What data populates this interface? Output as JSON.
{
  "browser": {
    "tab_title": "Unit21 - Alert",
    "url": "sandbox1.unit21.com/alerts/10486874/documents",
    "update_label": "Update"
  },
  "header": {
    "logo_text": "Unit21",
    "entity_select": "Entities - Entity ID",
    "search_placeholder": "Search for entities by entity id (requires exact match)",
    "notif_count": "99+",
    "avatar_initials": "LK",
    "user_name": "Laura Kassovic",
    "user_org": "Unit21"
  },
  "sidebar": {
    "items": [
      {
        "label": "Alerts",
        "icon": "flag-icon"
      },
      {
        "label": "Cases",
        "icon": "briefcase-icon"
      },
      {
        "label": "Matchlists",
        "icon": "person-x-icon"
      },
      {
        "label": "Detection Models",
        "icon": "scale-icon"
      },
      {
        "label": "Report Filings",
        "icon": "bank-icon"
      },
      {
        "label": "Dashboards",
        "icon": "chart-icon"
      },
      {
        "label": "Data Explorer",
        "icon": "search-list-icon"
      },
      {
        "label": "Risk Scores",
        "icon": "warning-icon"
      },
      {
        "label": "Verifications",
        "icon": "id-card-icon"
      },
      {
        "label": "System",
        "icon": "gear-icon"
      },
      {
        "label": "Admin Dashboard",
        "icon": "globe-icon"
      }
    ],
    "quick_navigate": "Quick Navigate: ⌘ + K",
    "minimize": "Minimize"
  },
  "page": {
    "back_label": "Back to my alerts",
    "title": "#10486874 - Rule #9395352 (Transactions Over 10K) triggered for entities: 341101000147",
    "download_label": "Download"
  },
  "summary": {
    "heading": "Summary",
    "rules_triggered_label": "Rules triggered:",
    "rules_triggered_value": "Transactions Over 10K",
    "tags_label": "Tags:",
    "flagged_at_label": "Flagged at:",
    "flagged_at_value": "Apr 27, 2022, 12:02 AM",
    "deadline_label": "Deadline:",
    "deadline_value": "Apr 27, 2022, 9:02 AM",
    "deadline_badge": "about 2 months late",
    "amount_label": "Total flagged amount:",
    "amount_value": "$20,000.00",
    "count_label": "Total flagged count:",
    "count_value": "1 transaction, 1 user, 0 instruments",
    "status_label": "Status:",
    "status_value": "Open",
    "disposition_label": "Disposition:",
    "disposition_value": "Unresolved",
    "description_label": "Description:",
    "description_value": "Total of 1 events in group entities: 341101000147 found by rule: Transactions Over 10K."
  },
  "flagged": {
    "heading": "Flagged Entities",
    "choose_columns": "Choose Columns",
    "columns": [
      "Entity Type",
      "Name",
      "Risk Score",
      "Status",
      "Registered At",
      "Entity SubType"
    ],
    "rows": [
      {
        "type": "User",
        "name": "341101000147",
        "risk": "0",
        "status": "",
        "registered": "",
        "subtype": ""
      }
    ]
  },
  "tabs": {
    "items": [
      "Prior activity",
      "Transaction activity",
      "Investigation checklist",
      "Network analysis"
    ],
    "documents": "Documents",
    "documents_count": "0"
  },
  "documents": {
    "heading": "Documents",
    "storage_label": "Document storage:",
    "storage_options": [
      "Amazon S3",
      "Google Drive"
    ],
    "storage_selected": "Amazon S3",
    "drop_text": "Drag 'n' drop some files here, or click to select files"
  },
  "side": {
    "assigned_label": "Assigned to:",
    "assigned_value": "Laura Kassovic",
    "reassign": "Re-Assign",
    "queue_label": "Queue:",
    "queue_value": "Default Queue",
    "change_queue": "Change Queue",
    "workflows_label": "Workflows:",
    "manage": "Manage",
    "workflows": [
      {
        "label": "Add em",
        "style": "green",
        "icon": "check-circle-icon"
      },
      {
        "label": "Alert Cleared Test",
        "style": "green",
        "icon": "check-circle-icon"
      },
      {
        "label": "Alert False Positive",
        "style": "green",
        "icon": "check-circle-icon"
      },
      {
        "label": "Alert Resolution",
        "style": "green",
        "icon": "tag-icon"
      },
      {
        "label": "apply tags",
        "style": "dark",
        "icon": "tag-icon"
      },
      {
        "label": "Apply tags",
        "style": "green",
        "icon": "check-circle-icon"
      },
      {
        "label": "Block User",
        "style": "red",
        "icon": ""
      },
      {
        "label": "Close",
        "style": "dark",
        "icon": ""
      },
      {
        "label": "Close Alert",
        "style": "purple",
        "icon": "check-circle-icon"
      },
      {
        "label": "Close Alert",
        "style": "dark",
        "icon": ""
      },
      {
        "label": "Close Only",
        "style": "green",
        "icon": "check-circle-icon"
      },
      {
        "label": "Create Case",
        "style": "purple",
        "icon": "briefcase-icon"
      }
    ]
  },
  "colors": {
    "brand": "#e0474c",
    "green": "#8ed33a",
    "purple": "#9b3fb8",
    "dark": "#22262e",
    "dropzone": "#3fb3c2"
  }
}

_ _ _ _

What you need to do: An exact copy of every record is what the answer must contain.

Solution:
What data populates this interface? Output as JSON.
{
  "browser": {
    "tab_title": "Unit21 - Alert",
    "url": "sandbox1.unit21.com/alerts/10486874/documents",
    "update_label": "Update"
  },
  "header": {
    "logo_text": "Unit21",
    "entity_select": "Entities - Entity ID",
    "search_placeholder": "Search for entities by entity id (requires exact match)",
    "notif_count": "99+",
    "avatar_initials": "LK",
    "user_name": "Laura Kassovic",
    "user_org": "Unit21"
  },
  "sidebar": {
    "items": [
      {
        "label": "Alerts",
        "icon": "flag-icon"
      },
      {
        "label": "Cases",
        "icon": "briefcase-icon"
      },
      {
        "label": "Matchlists",
        "icon": "person-x-icon"
      },
      {
        "label": "Detection Models",
        "icon": "scale-icon"
      },
      {
        "label": "Report Filings",
        "icon": "bank-icon"
      },
      {
        "label": "Dashboards",
        "icon": "chart-icon"
      },
      {
        "label": "Data Explorer",
        "icon": "search-list-icon"
      },
      {
        "label": "Risk Scores",
        "icon": "warning-icon"
      },
      {
        "label": "Verifications",
        "icon": "id-card-icon"
      },
      {
        "label": "System",
        "icon": "gear-icon"
      },
      {
        "label": "Admin Dashboard",
        "icon": "globe-icon"
      }
    ],
    "quick_navigate": "Quick Navigate: ⌘ + K",
    "minimize": "Minimize"
  },
  "page": {
    "back_label": "Back to my alerts",
    "title": "#10486874 - Rule #9395352 (Transactions Over 10K) triggered for entities: 341101000147",
    "download_label": "Download"
  },
  "summary": {
    "heading": "Summary",
    "rules_triggered_label": "Rules triggered:",
    "rules_triggered_value": "Transactions Over 10K",
    "tags_label": "Tags:",
    "flagged_at_label": "Flagged at:",
    "flagged_at_value": "Apr 27, 2022, 12:02 AM",
    "deadline_label": "Deadline:",
    "deadline_value": "Apr 27, 2022, 9:02 AM",
    "deadline_badge": "about 2 months late",
    "amount_label": "Total flagged amount:",
    "amount_value": "$20,000.00",
    "count_label": "Total flagged count:",
    "count_value": "1 transaction, 1 user, 0 instruments",
    "status_label": "Status:",
    "status_value": "Open",
    "disposition_label": "Disposition:",
    "disposition_value": "Unresolved",
    "description_label": "Description:",
    "description_value": "Total of 1 events in group entities: 341101000147 found by rule: Transactions Over 10K."
  },
  "flagged": {
    "heading": "Flagged Entities",
    "choose_columns": "Choose Columns",
    "columns": [
      "Entity Type",
      "Name",
      "Risk Score",
      "Status",
      "Registered At",
      "Entity SubType"
    ],
    "rows": [
      {
        "type": "User",
        "name": "341101000147",
        "risk": "0",
        "status": "",
        "registered": "",
        "subtype": ""
      }
    ]
  },
  "tabs": {
    "items": [
      "Prior activity",
      "Transaction activity",
      "Investigation checklist",
      "Network analysis"
    ],
    "documents": "Documents",
    "documents_count": "0"
  },
  "documents": {
    "heading": "Documents",
    "storage_label": "Document storage:",
    "storage_options": [
      "Amazon S3",
      "Google Drive"
    ],
    "storage_selected": "Amazon S3",
    "drop_text": "Drag 'n' drop some files here, or click to select files"
  },
  "side": {
    "assigned_label": "Assigned to:",
    "assigned_value": "Laura Kassovic",
    "reassign": "Re-Assign",
    "queue_label": "Queue:",
    "queue_value": "Default Queue",
    "change_queue": "Change Queue",
    "workflows_label": "Workflows:",
    "manage": "Manage",
    "workflows": [
      {
        "label": "Add em",
        "style": "green",
        "icon": "check-circle-icon"
      },
      {
        "label": "Alert Cleared Test",
        "style": "green",
        "icon": "check-circle-icon"
      },
      {
        "label": "Alert False Positive",
        "style": "green",
        "icon": "check-circle-icon"
      },
      {
        "label": "Alert Resolution",
        "style": "green",
        "icon": "tag-icon"
      },
      {
        "label": "apply tags",
        "style": "dark",
        "icon": "tag-icon"
      },
      {
        "label": "Apply tags",
        "style": "green",
        "icon": "check-circle-icon"
      },
      {
        "label": "Block User",
        "style": "red",
        "icon": ""
      },
      {
        "label": "Close",
        "style": "dark",
        "icon": ""
      },
      {
        "label": "Close Alert",
        "style": "purple",
        "icon": "check-circle-icon"
      },
      {
        "label": "Close Alert",
        "style": "dark",
        "icon": ""
      },
      {
        "label": "Close Only",
        "style": "green",
        "icon": "check-circle-icon"
      },
      {
        "label": "Create Case",
        "style": "purple",
        "icon": "briefcase-icon"
      }
    ]
  },
  "colors": {
    "brand": "#e0474c",
    "green": "#8ed33a",
    "purple": "#9b3fb8",
    "dark": "#22262e",
    "dropzone": "#3fb3c2"
  }
}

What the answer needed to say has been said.